The Ohio Revised Code permits local governments to levy a tax on lodging furnished to transient guests by hotels and motels within that local jurisdiction.  Municipalities or townships may levy a lodging tax of up to 3.0 percent, plus an additional tax of up to 3.0 percent if they are not located (wholly or partly) in a county that has not levied a lodging tax.  Counties may levy a lodging tax of up to 3.0 percent, but may not levy such a tax in any municipality or township that has already levied the additional lodging tax.

In addition, Ohio law permitted the enactment of several special lodging tax levies to fund designated purposes or projects (see Lodging Tax chapter in "A Brief Summary of State and Local Taxes in Ohio" for more information on special levies).

The maximum combined tax rate permitted in most locations is 6.00 percent.  However, due to the enactment of special lodging taxes, in some counties the maximum combined tax rate exceeds 6.00 percent.  These counties and the highest combined tax rates (as of December 31, 2011) are:  Ashtabula (8.00%), Cuyahoga (10.50%), Fairfield (7.50%), Franklin (10.00%), Guernsey (9.00%), Hamilton (10.50%), Lucas (13.00%), Muskingum (10.00%), Ross (7.25%), Summit (8.50%), Trumbull (8.00%). 

For most municipalities and townships, revenue from the lodging tax goes to the general revenue fund. However, for municipalities or townships that levy the additional tax of up to 3.0 percent, at least 50 percent of the revenues from the additional tax are provided to the county for a convention and visitor’s bureau operating within the county and the remainder goes to the municipal or township general fund.  To those municipalities and townships within the county that do not levy a lodging tax, counties are required to return a uniform percentage (not to exceed 33 1/3 percent) of the revenue from the county lodging tax generated within such municipalities or townships. The remainder of the revenue is deposited in a separate fund to be used for county convention and visitors' bureau expenses.

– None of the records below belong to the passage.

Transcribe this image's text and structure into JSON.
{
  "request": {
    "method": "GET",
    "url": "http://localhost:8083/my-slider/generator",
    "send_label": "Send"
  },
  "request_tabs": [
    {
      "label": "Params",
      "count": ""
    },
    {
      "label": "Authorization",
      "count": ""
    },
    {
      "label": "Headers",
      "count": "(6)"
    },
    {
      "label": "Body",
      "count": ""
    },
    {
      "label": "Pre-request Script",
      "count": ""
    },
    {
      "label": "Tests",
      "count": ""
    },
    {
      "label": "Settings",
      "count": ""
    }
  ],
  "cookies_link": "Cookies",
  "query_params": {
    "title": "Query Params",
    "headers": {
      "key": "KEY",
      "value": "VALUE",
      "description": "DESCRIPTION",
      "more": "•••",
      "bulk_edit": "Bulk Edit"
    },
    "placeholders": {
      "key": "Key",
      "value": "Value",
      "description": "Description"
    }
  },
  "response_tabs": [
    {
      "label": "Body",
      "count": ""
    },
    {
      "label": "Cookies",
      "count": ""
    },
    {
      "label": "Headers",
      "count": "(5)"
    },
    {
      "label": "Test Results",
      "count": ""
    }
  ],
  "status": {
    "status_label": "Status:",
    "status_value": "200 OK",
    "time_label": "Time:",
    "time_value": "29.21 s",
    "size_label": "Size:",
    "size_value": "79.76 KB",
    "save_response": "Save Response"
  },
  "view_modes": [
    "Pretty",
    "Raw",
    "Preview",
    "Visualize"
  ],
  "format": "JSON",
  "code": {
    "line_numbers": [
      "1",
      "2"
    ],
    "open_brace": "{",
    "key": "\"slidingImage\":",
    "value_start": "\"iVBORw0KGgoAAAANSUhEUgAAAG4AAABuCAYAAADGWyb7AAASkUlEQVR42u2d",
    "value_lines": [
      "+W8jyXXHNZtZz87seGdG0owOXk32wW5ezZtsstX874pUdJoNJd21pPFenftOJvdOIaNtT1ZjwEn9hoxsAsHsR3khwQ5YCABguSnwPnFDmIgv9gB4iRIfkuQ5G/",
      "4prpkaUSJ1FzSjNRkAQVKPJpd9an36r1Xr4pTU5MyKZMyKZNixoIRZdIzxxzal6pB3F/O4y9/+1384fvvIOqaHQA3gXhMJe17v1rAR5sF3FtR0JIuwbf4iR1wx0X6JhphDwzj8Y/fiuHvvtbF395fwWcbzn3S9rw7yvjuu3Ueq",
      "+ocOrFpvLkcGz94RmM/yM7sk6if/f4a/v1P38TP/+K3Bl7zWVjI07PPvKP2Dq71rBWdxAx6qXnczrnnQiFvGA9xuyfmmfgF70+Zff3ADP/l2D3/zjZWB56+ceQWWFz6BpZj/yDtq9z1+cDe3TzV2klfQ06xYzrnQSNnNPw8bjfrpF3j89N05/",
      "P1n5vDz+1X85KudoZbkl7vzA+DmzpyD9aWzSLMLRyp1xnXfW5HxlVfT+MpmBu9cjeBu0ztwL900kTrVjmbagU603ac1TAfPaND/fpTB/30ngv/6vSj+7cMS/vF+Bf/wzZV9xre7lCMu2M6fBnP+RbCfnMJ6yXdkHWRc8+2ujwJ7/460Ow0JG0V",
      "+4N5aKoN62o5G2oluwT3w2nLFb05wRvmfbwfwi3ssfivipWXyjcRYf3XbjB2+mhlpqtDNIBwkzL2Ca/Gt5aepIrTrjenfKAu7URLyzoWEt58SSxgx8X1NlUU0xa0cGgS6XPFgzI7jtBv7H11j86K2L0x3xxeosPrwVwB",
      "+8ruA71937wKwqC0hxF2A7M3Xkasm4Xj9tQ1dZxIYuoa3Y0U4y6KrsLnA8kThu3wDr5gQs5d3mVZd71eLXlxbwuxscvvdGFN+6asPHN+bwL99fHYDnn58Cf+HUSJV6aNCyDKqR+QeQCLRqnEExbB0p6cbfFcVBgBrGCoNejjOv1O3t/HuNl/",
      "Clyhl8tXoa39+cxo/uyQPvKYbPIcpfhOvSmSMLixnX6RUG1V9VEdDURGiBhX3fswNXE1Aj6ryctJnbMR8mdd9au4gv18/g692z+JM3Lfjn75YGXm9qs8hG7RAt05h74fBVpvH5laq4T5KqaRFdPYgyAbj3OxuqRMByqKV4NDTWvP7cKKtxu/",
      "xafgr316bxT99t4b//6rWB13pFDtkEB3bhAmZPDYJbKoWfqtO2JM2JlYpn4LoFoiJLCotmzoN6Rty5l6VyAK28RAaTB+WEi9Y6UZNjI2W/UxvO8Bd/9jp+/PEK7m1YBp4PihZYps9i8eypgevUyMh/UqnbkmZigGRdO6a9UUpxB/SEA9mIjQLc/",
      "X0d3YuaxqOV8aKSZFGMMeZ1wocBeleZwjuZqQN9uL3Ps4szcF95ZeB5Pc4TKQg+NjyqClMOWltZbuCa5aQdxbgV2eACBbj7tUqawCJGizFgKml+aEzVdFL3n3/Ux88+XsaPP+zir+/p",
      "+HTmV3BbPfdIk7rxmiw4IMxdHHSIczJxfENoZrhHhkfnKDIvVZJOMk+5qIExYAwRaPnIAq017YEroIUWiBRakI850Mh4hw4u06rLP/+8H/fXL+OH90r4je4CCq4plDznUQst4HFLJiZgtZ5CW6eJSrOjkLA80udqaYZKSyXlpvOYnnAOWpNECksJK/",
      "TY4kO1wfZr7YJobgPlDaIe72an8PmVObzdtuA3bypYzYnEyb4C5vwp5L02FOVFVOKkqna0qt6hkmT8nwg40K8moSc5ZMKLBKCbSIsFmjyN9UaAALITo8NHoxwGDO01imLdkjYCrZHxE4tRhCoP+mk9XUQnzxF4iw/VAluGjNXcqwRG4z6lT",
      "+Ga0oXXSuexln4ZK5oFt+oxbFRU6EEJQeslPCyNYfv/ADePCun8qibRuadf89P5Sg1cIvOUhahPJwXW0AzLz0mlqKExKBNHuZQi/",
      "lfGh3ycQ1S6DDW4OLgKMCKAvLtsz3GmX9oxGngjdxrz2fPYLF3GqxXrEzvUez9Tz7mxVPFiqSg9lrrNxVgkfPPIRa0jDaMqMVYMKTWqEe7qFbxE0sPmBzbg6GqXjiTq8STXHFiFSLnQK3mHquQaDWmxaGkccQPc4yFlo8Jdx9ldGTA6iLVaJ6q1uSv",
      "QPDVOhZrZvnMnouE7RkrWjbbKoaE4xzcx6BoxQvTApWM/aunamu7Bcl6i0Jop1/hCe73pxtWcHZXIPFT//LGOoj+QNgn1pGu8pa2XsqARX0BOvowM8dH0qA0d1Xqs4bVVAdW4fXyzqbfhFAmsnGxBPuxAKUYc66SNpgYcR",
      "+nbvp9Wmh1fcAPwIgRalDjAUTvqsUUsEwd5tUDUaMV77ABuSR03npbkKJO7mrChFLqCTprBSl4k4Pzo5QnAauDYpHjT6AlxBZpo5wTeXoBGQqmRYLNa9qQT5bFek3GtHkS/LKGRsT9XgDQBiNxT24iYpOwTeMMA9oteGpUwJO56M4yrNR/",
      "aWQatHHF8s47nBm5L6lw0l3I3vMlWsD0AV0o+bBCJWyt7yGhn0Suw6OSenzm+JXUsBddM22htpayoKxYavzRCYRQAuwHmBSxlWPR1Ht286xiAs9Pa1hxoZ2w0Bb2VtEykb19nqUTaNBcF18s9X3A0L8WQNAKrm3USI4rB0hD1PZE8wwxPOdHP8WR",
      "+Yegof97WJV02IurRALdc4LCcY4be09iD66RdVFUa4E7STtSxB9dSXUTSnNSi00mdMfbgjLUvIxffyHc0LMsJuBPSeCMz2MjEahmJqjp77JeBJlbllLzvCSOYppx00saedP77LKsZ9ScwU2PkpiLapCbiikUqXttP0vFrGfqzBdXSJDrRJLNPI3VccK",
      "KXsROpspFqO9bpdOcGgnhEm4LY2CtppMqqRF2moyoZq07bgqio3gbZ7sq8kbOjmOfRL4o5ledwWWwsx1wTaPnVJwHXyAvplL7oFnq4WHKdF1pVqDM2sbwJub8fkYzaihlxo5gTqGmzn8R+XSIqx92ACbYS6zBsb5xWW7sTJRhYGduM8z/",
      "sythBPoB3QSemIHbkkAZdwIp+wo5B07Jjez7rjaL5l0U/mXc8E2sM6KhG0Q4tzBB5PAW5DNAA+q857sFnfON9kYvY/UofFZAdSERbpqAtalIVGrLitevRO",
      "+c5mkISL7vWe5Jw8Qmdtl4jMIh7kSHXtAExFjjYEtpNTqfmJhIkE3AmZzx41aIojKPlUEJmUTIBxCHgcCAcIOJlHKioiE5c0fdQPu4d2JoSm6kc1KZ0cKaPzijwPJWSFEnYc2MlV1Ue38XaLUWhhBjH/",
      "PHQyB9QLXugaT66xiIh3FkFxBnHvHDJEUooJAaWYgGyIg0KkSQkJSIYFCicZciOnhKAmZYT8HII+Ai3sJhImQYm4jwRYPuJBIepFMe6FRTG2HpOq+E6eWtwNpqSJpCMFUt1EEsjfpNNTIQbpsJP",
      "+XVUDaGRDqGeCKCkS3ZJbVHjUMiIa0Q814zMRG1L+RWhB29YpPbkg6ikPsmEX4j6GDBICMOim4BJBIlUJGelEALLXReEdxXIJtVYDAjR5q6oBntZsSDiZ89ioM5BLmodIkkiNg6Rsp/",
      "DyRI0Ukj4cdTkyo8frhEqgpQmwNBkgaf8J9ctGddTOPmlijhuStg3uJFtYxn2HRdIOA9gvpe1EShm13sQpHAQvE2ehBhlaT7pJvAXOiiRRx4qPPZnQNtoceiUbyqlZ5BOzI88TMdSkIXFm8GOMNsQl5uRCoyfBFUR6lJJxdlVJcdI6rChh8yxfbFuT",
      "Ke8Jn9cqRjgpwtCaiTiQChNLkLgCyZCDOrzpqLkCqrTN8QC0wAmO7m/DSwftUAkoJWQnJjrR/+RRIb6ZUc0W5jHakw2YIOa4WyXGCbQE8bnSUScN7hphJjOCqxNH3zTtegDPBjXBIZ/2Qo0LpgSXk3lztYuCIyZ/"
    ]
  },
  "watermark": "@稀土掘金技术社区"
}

Including the 20 localities that did not report calendar year 2011 lodging tax data, 65 counties (including convention facility authorities), 138 townships and 192 municipalities are shown in this table as having a lodging tax; a total of 395 localities.  Of the lodging taxes reported, 81 percent were levied at a 3.00 percent rate.

Incorporating prior year's data for those localities that did not respond and for jurisdictions that produced revenue, lodging tax collections for calendar year 2011 ranged from $65 in Elk Township (Vinton County) to $15,371,581 for the Cuyahoga County CFA.  It is estimated that the statewide total was $134,332,528; up 7.9 percent from calendar year 2010.  Forty-seven localities with a lodging tax (or 11.9% of taxes currently in effect) reported no revenue for calendar year 2011.

* For those localities that did not submit data for calendar year 2011, previous year’s data was used.